Stored data entries
━━━━━━━━━━━━━━━━
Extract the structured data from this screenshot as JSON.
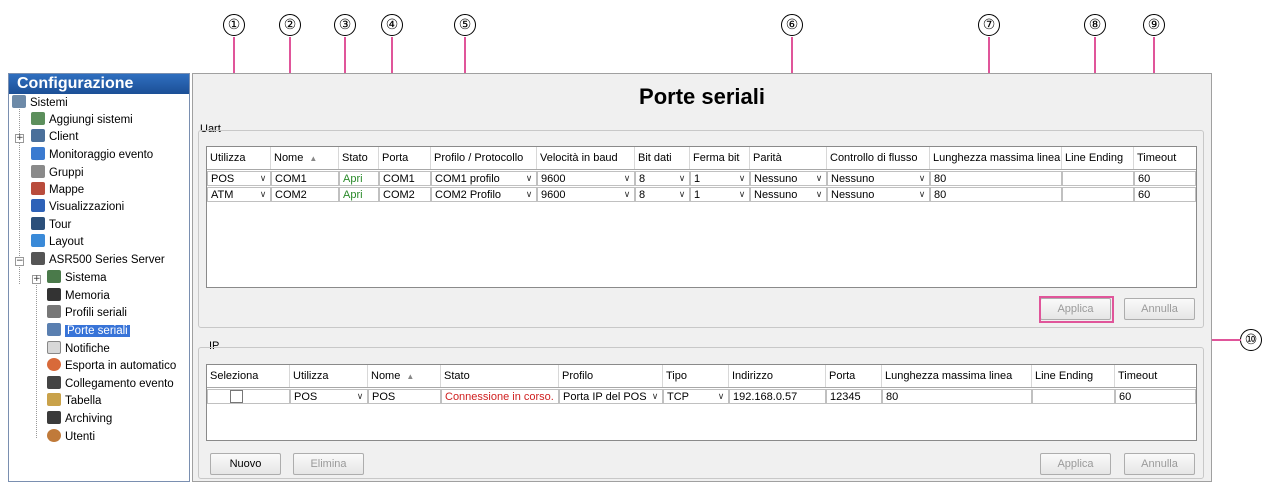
{
  "callouts": [
    "①",
    "②",
    "③",
    "④",
    "⑤",
    "⑥",
    "⑦",
    "⑧",
    "⑨",
    "⑩"
  ],
  "sidebar": {
    "title": "Configurazione",
    "items": [
      {
        "label": "Sistemi",
        "icon": "systems-icon"
      },
      {
        "label": "Aggiungi sistemi",
        "icon": "add-system-icon"
      },
      {
        "label": "Client",
        "icon": "client-icon"
      },
      {
        "label": "Monitoraggio evento",
        "icon": "event-monitor-icon"
      },
      {
        "label": "Gruppi",
        "icon": "groups-icon"
      },
      {
        "label": "Mappe",
        "icon": "maps-icon"
      },
      {
        "label": "Visualizzazioni",
        "icon": "views-icon"
      },
      {
        "label": "Tour",
        "icon": "tour-icon"
      },
      {
        "label": "Layout",
        "icon": "layout-icon"
      },
      {
        "label": "ASR500 Series Server",
        "icon": "server-icon"
      },
      {
        "label": "Sistema",
        "icon": "system-icon"
      },
      {
        "label": "Memoria",
        "icon": "memory-icon"
      },
      {
        "label": "Profili seriali",
        "icon": "serial-profiles-icon"
      },
      {
        "label": "Porte seriali",
        "icon": "serial-ports-icon"
      },
      {
        "label": "Notifiche",
        "icon": "notifications-icon"
      },
      {
        "label": "Esporta in automatico",
        "icon": "auto-export-icon"
      },
      {
        "label": "Collegamento evento",
        "icon": "event-link-icon"
      },
      {
        "label": "Tabella",
        "icon": "table-icon"
      },
      {
        "label": "Archiving",
        "icon": "archiving-icon"
      },
      {
        "label": "Utenti",
        "icon": "users-icon"
      }
    ]
  },
  "main": {
    "title": "Porte seriali",
    "uart": {
      "label": "Uart",
      "columns": [
        "Utilizza",
        "Nome",
        "Stato",
        "Porta",
        "Profilo / Protocollo",
        "Velocità in baud",
        "Bit dati",
        "Ferma bit",
        "Parità",
        "Controllo di flusso",
        "Lunghezza massima linea",
        "Line Ending",
        "Timeout"
      ],
      "rows": [
        [
          "POS",
          "COM1",
          "Apri",
          "COM1",
          "COM1 profilo",
          "9600",
          "8",
          "1",
          "Nessuno",
          "Nessuno",
          "80",
          "",
          "60"
        ],
        [
          "ATM",
          "COM2",
          "Apri",
          "COM2",
          "COM2 Profilo",
          "9600",
          "8",
          "1",
          "Nessuno",
          "Nessuno",
          "80",
          "",
          "60"
        ]
      ],
      "apply": "Applica",
      "cancel": "Annulla"
    },
    "ip": {
      "label": "IP",
      "columns": [
        "Seleziona",
        "Utilizza",
        "Nome",
        "Stato",
        "Profilo",
        "Tipo",
        "Indirizzo",
        "Porta",
        "Lunghezza massima linea",
        "Line Ending",
        "Timeout"
      ],
      "rows": [
        [
          "",
          "POS",
          "POS",
          "Connessione in corso.",
          "Porta IP del POS",
          "TCP",
          "192.168.0.57",
          "12345",
          "80",
          "",
          "60"
        ]
      ],
      "new": "Nuovo",
      "delete": "Elimina",
      "apply": "Applica",
      "cancel": "Annulla"
    }
  },
  "colors": {
    "accent_line": "#e0559a",
    "header_blue": "#1c4f96",
    "status_open": "#2a8a2a",
    "status_connecting": "#d02020"
  }
}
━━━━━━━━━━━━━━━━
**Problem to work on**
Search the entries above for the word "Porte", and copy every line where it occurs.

**Result below**
        "label": "Porte seriali",
    "title": "Porte seriali",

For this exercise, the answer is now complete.